Los Angeles is desperate to find a way to reverse (or at least slow down) the rise in its homeless population. The number of homeless people in LA has risen by 12 percent in the last two years, and the number of chronically homeless people has risen by 55 percent since 2013, according to the LA Times.
To combat this trend, the city is trying to figure out how to put a whole lot of money together, and has proposed nine different methods to raise these funds. Among them are an increase in the general city sales tax, a new real estate sales tax, a billboard tax, and, of course, a cannabis excise tax of 15 percent, according to KPCC.
LA’s plan to create a wave of new affordable housing and housing vouchers is projected to cost between $1.8 and 2.2 billion, according to an inter-departmental correspondence. Enacting this plan would likely take at least a few different fundraising methods to pull off. The marijuana tax alone would raise only approximately $16.7 million a year (more if the legalization ballot passes this November).
This is not the first time in very recent history that a marijuana excise tax has been brought up in California. Earlier this year, California State Senator Mike McGuire (D-Sonoma County) proposed a statewide 15 percent sales tax on cannabis to pay for a cannabis regulation office. The most popular initiative to legalize recreational weed in the Golden State (the NORML-sponsored California’s Adult Use of Marijuana Act) would also impose a 15 percent sales tax.
There’s no question that the city has to do something about its housing crisis, and many kind-hearted hippy stoners wouldn’t mind helping out their fellow man by chipping in to help get the homeless on their feet. But compounding these taxes might also drive a lot of marijuana patients into the black market.
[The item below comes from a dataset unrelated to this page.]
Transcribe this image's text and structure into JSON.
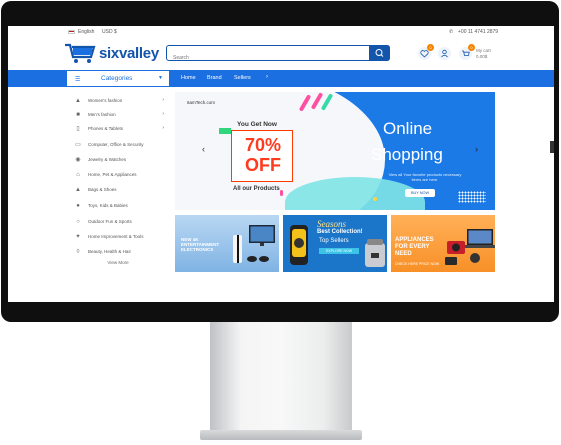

LA already imposes a 5 percent sales tax and the state has a 12.5 percent tax on cannabis.
So, adding one of these proposed excise taxes would up the total tax on a bag of weed to a steep 27.5 percent, enough to make even the most law-abiding patient consider calling a shady friend of a friend.
Photo via Flickr user David Gach